Rare and largely unseen images of Vladimir Lenin from a vast British archive that for nearly a century has been promoting cultural relations between the UK and Russia are to go on display in Oxford.
The photographs include Lenin in disguise, almost unrecognisable in makeup, wig and clean shaven, and show a less well-known side to the ruthless revolutionary leader: Lenin the cat lover, pictured.
The photographs are all drawn from the archives of the British Society for Cooperation in Russian and Soviet Studies (SCRSS), which was set up in 1924 to foster good artistic and scientific links, in a exhibition timed to coincide with the centenary of the Russian revolution.
The Soviet Union may have gone but the society, based in Brixton, south London, continues today. “Russia and the Soviet Union continue to fascinate people,” said Ralph Gibson, honorary secretary of the SCRSS.
Most of the photographs are being shown publicly for the first time: “For the vast majority of people they will be something new, they won’t have seen them in an exhibition context,” Gibson said.

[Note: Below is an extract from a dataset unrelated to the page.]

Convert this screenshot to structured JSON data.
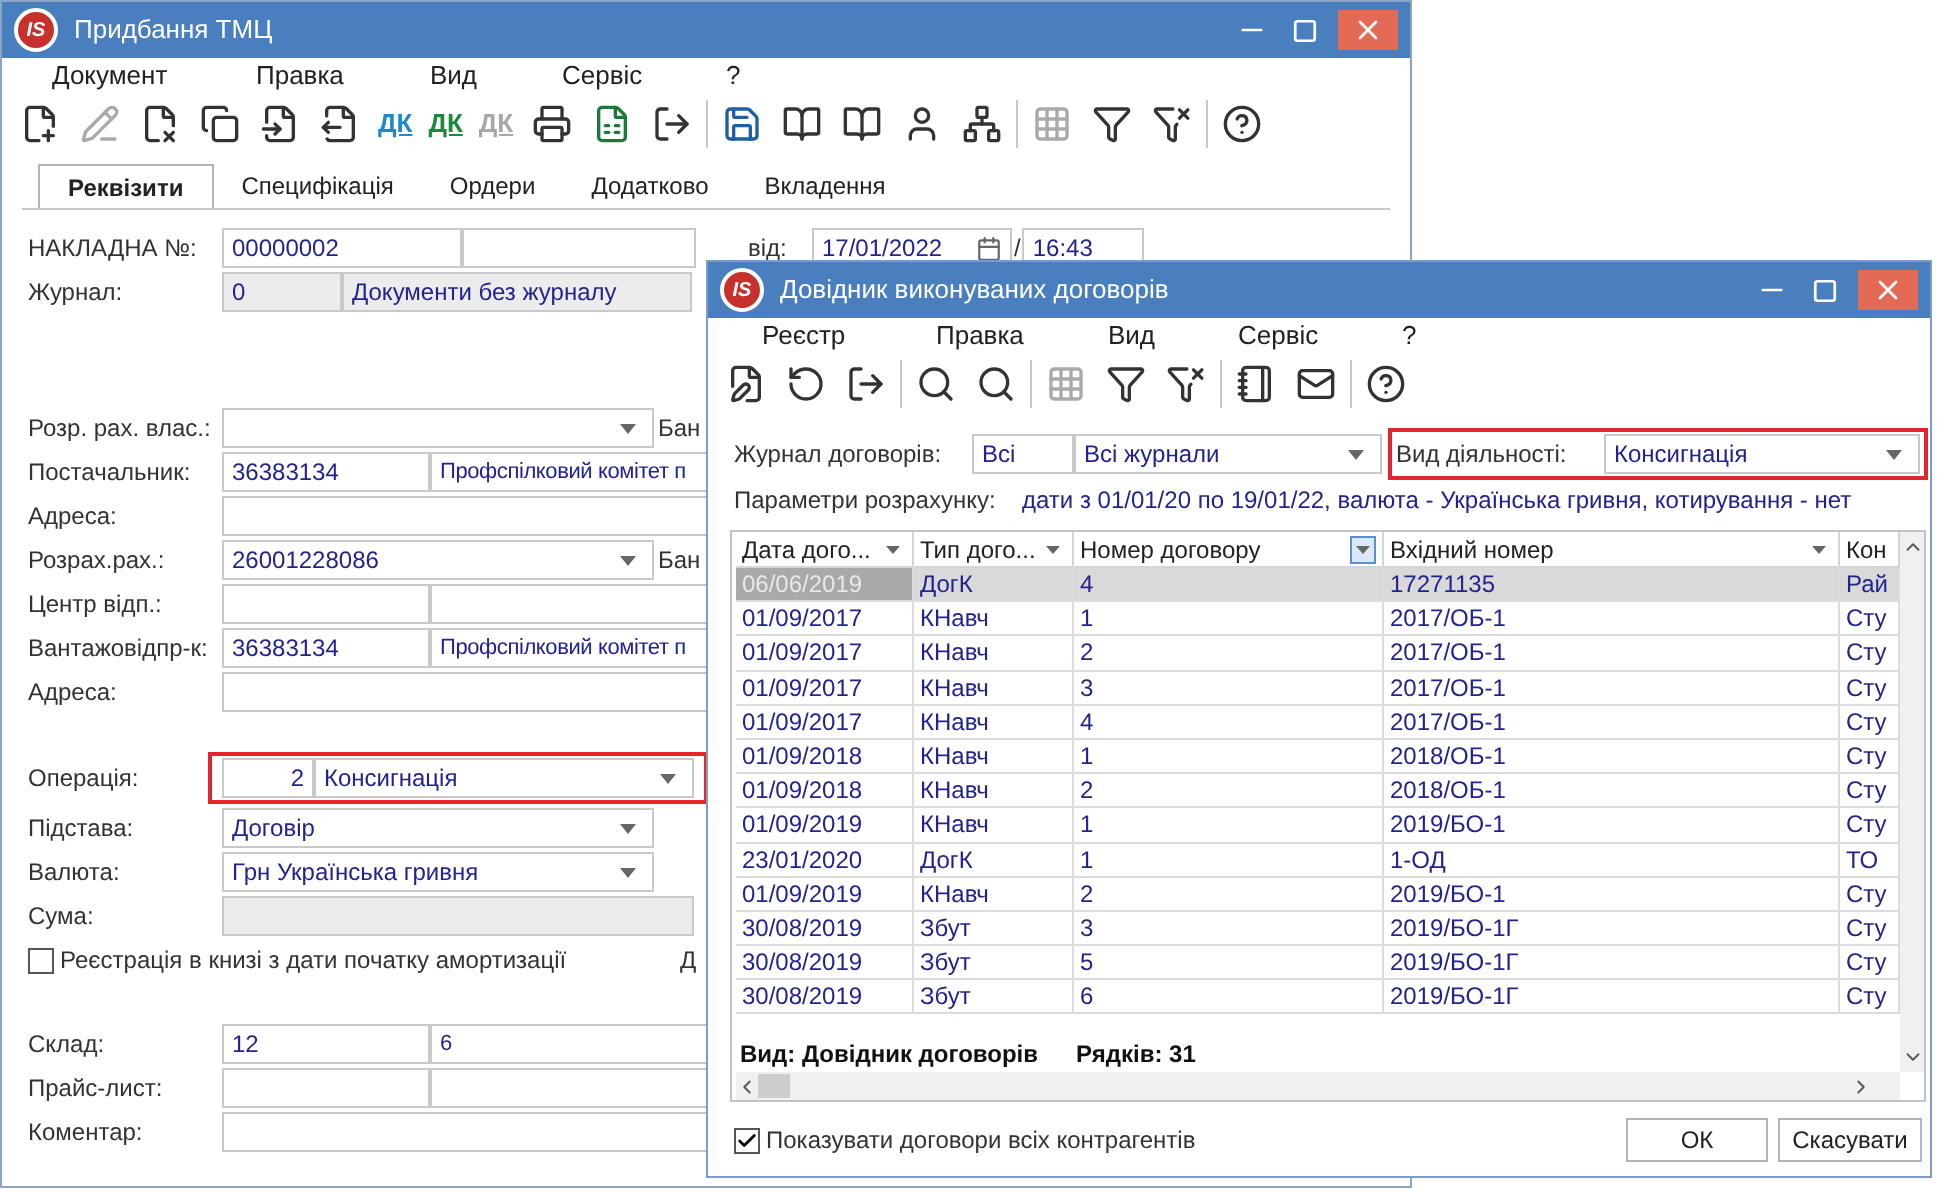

There are many striking images, including the photograph of Lenin without his familiar bald head and manicured goatee, produced for his fake ID card when he needed to flee Petrograd in 1917 and cross the border to Finland.